**ACTIVITY:** Every word in the data below belongs in your copy, exactly as given; the pictures do not.

**STUDY MATERIAL:**

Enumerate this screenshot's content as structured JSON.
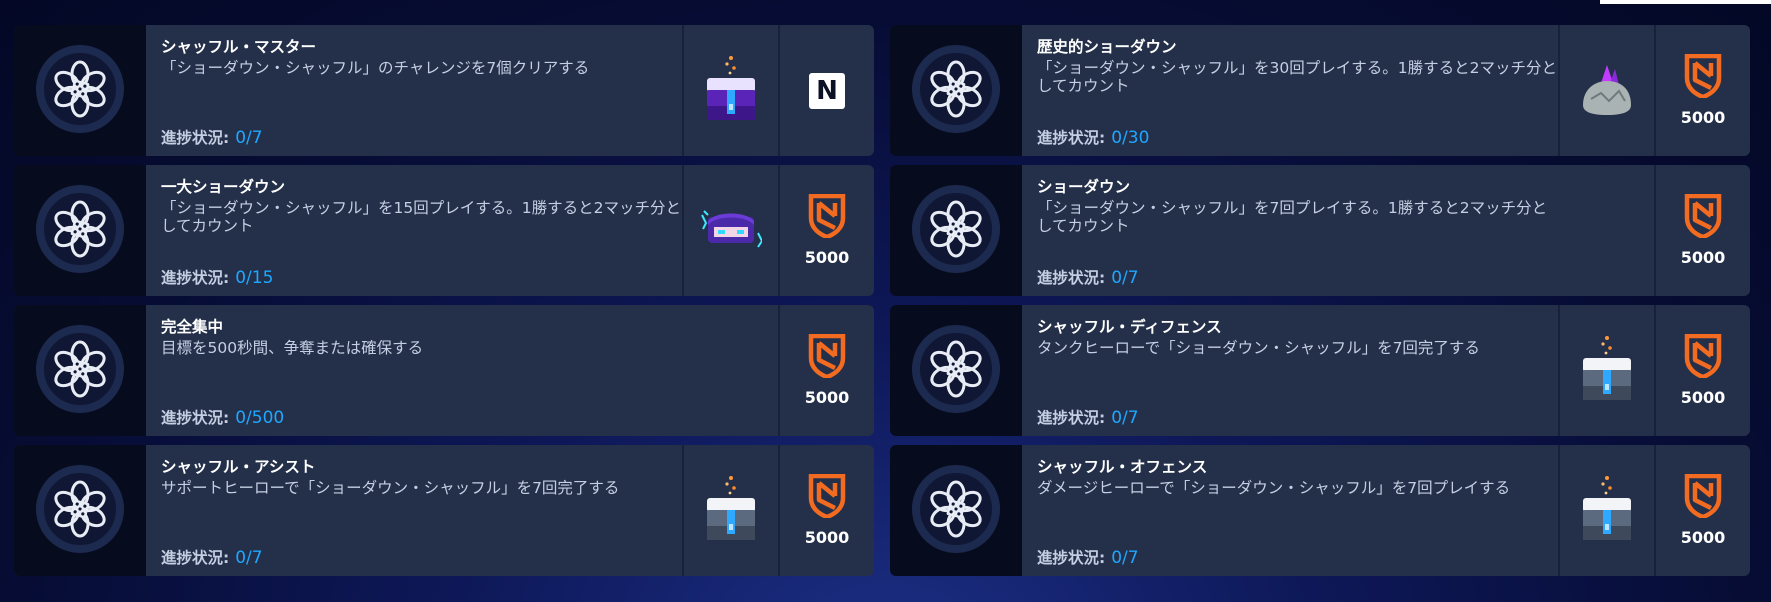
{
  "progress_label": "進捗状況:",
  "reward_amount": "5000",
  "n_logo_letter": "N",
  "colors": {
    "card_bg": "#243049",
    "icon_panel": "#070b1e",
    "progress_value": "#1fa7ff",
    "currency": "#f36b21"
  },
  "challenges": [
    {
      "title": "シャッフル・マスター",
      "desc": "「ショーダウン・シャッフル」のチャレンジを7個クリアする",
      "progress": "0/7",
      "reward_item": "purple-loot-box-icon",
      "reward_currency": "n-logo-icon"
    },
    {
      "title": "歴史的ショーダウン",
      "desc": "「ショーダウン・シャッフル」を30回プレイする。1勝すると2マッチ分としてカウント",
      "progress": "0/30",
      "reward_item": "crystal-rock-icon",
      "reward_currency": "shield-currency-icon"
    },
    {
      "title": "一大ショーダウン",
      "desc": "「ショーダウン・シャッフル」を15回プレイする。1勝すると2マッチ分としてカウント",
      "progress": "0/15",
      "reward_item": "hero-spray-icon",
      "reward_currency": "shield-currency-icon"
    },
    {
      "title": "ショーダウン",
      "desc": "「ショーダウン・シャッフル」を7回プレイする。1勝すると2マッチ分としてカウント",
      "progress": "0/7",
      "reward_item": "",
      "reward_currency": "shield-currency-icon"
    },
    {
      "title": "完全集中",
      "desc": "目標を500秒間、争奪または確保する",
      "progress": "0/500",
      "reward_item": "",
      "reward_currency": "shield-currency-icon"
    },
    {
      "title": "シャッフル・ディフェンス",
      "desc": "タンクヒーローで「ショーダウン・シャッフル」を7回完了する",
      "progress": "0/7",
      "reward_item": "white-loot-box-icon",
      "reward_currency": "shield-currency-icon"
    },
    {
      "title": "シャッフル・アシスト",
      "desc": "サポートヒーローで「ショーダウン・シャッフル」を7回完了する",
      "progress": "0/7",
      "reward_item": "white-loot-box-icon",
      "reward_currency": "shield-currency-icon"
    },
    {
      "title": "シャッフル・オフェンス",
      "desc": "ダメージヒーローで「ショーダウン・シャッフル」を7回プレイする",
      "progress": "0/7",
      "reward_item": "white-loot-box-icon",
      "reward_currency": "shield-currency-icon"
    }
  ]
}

**ANSWER FOR THE TASK:**
Enumerate this screenshot's content as structured JSON.
{
  "progress_label": "進捗状況:",
  "reward_amount": "5000",
  "n_logo_letter": "N",
  "colors": {
    "card_bg": "#243049",
    "icon_panel": "#070b1e",
    "progress_value": "#1fa7ff",
    "currency": "#f36b21"
  },
  "challenges": [
    {
      "title": "シャッフル・マスター",
      "desc": "「ショーダウン・シャッフル」のチャレンジを7個クリアする",
      "progress": "0/7",
      "reward_item": "purple-loot-box-icon",
      "reward_currency": "n-logo-icon"
    },
    {
      "title": "歴史的ショーダウン",
      "desc": "「ショーダウン・シャッフル」を30回プレイする。1勝すると2マッチ分としてカウント",
      "progress": "0/30",
      "reward_item": "crystal-rock-icon",
      "reward_currency": "shield-currency-icon"
    },
    {
      "title": "一大ショーダウン",
      "desc": "「ショーダウン・シャッフル」を15回プレイする。1勝すると2マッチ分としてカウント",
      "progress": "0/15",
      "reward_item": "hero-spray-icon",
      "reward_currency": "shield-currency-icon"
    },
    {
      "title": "ショーダウン",
      "desc": "「ショーダウン・シャッフル」を7回プレイする。1勝すると2マッチ分としてカウント",
      "progress": "0/7",
      "reward_item": "",
      "reward_currency": "shield-currency-icon"
    },
    {
      "title": "完全集中",
      "desc": "目標を500秒間、争奪または確保する",
      "progress": "0/500",
      "reward_item": "",
      "reward_currency": "shield-currency-icon"
    },
    {
      "title": "シャッフル・ディフェンス",
      "desc": "タンクヒーローで「ショーダウン・シャッフル」を7回完了する",
      "progress": "0/7",
      "reward_item": "white-loot-box-icon",
      "reward_currency": "shield-currency-icon"
    },
    {
      "title": "シャッフル・アシスト",
      "desc": "サポートヒーローで「ショーダウン・シャッフル」を7回完了する",
      "progress": "0/7",
      "reward_item": "white-loot-box-icon",
      "reward_currency": "shield-currency-icon"
    },
    {
      "title": "シャッフル・オフェンス",
      "desc": "ダメージヒーローで「ショーダウン・シャッフル」を7回プレイする",
      "progress": "0/7",
      "reward_item": "white-loot-box-icon",
      "reward_currency": "shield-currency-icon"
    }
  ]
}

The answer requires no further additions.